● WHAT THE EXERCISE ASKS: Output each record verbatim, with pictures left out.

#####

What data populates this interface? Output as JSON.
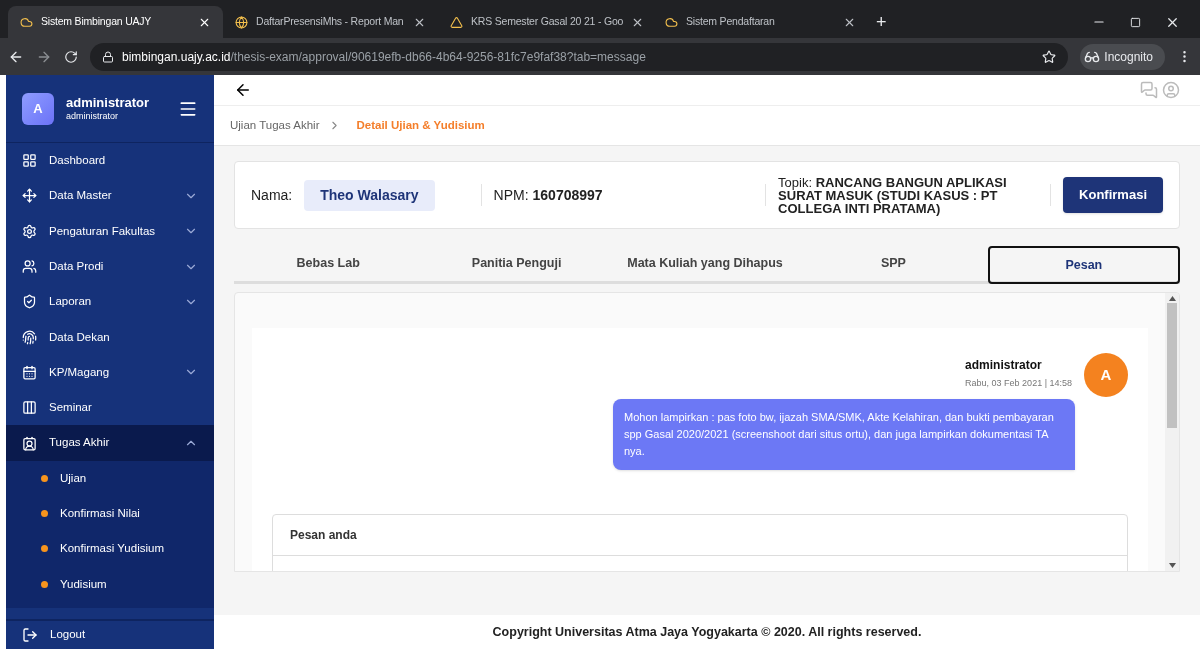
{
  "browser": {
    "tabs": [
      {
        "title": "Sistem Bimbingan UAJY",
        "selected": true
      },
      {
        "title": "DaftarPresensiMhs - Report Man",
        "selected": false
      },
      {
        "title": "KRS Semester Gasal 20 21 - Goo",
        "selected": false
      },
      {
        "title": "Sistem Pendaftaran",
        "selected": false
      }
    ],
    "new_tab": "+",
    "url_host": "bimbingan.uajy.ac.id",
    "url_path": "/thesis-exam/approval/90619efb-db66-4b64-9256-81fc7e9faf38?tab=message",
    "profile": "Incognito"
  },
  "sidebar": {
    "avatar": "A",
    "user_name": "administrator",
    "user_role": "administrator",
    "items": [
      {
        "label": "Dashboard",
        "kind": "link"
      },
      {
        "label": "Data Master",
        "kind": "menu",
        "expanded": false
      },
      {
        "label": "Pengaturan Fakultas",
        "kind": "menu",
        "expanded": false
      },
      {
        "label": "Data Prodi",
        "kind": "menu",
        "expanded": false
      },
      {
        "label": "Laporan",
        "kind": "menu",
        "expanded": false
      },
      {
        "label": "Data Dekan",
        "kind": "link"
      },
      {
        "label": "KP/Magang",
        "kind": "menu",
        "expanded": false
      },
      {
        "label": "Seminar",
        "kind": "link"
      },
      {
        "label": "Tugas Akhir",
        "kind": "menu",
        "expanded": true,
        "children": [
          {
            "label": "Ujian"
          },
          {
            "label": "Konfirmasi Nilai"
          },
          {
            "label": "Konfirmasi Yudisium"
          },
          {
            "label": "Yudisium"
          }
        ]
      }
    ],
    "logout": "Logout"
  },
  "breadcrumb": [
    {
      "label": "Ujian Tugas Akhir",
      "selected": false
    },
    {
      "label": "Detail Ujian & Yudisium",
      "selected": true
    }
  ],
  "summary": {
    "name_label": "Nama:",
    "name": "Theo Walasary",
    "npm_label": "NPM:",
    "npm": "160708997",
    "topic_label": "Topik:",
    "topic": "RANCANG BANGUN APLIKASI SURAT MASUK (STUDI KASUS : PT COLLEGA INTI PRATAMA)",
    "confirm_button": "Konfirmasi"
  },
  "tabs": [
    {
      "label": "Bebas Lab",
      "selected": false
    },
    {
      "label": "Panitia Penguji",
      "selected": false
    },
    {
      "label": "Mata Kuliah yang Dihapus",
      "selected": false
    },
    {
      "label": "SPP",
      "selected": false
    },
    {
      "label": "Pesan",
      "selected": true
    }
  ],
  "messages": [
    {
      "sender": "administrator",
      "avatar": "A",
      "time": "Rabu, 03 Feb 2021 | 14:58",
      "text": "Mohon lampirkan : pas foto bw, ijazah SMA/SMK, Akte Kelahiran, dan bukti pembayaran spp Gasal 2020/2021 (screenshoot dari situs ortu), dan juga lampirkan dokumentasi TA nya."
    }
  ],
  "compose": {
    "title": "Pesan anda"
  },
  "footer": "Copyright Universitas Atma Jaya Yogyakarta © 2020. All rights reserved."
}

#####

● TASK RESULT:
What data populates this interface? Output as JSON.
{
  "browser": {
    "tabs": [
      {
        "title": "Sistem Bimbingan UAJY",
        "selected": true
      },
      {
        "title": "DaftarPresensiMhs - Report Man",
        "selected": false
      },
      {
        "title": "KRS Semester Gasal 20 21 - Goo",
        "selected": false
      },
      {
        "title": "Sistem Pendaftaran",
        "selected": false
      }
    ],
    "new_tab": "+",
    "url_host": "bimbingan.uajy.ac.id",
    "url_path": "/thesis-exam/approval/90619efb-db66-4b64-9256-81fc7e9faf38?tab=message",
    "profile": "Incognito"
  },
  "sidebar": {
    "avatar": "A",
    "user_name": "administrator",
    "user_role": "administrator",
    "items": [
      {
        "label": "Dashboard",
        "kind": "link"
      },
      {
        "label": "Data Master",
        "kind": "menu",
        "expanded": false
      },
      {
        "label": "Pengaturan Fakultas",
        "kind": "menu",
        "expanded": false
      },
      {
        "label": "Data Prodi",
        "kind": "menu",
        "expanded": false
      },
      {
        "label": "Laporan",
        "kind": "menu",
        "expanded": false
      },
      {
        "label": "Data Dekan",
        "kind": "link"
      },
      {
        "label": "KP/Magang",
        "kind": "menu",
        "expanded": false
      },
      {
        "label": "Seminar",
        "kind": "link"
      },
      {
        "label": "Tugas Akhir",
        "kind": "menu",
        "expanded": true,
        "children": [
          {
            "label": "Ujian"
          },
          {
            "label": "Konfirmasi Nilai"
          },
          {
            "label": "Konfirmasi Yudisium"
          },
          {
            "label": "Yudisium"
          }
        ]
      }
    ],
    "logout": "Logout"
  },
  "breadcrumb": [
    {
      "label": "Ujian Tugas Akhir",
      "selected": false
    },
    {
      "label": "Detail Ujian & Yudisium",
      "selected": true
    }
  ],
  "summary": {
    "name_label": "Nama:",
    "name": "Theo Walasary",
    "npm_label": "NPM:",
    "npm": "160708997",
    "topic_label": "Topik:",
    "topic": "RANCANG BANGUN APLIKASI SURAT MASUK (STUDI KASUS : PT COLLEGA INTI PRATAMA)",
    "confirm_button": "Konfirmasi"
  },
  "tabs": [
    {
      "label": "Bebas Lab",
      "selected": false
    },
    {
      "label": "Panitia Penguji",
      "selected": false
    },
    {
      "label": "Mata Kuliah yang Dihapus",
      "selected": false
    },
    {
      "label": "SPP",
      "selected": false
    },
    {
      "label": "Pesan",
      "selected": true
    }
  ],
  "messages": [
    {
      "sender": "administrator",
      "avatar": "A",
      "time": "Rabu, 03 Feb 2021 | 14:58",
      "text": "Mohon lampirkan : pas foto bw, ijazah SMA/SMK, Akte Kelahiran, dan bukti pembayaran spp Gasal 2020/2021 (screenshoot dari situs ortu), dan juga lampirkan dokumentasi TA nya."
    }
  ],
  "compose": {
    "title": "Pesan anda"
  },
  "footer": "Copyright Universitas Atma Jaya Yogyakarta © 2020. All rights reserved."
}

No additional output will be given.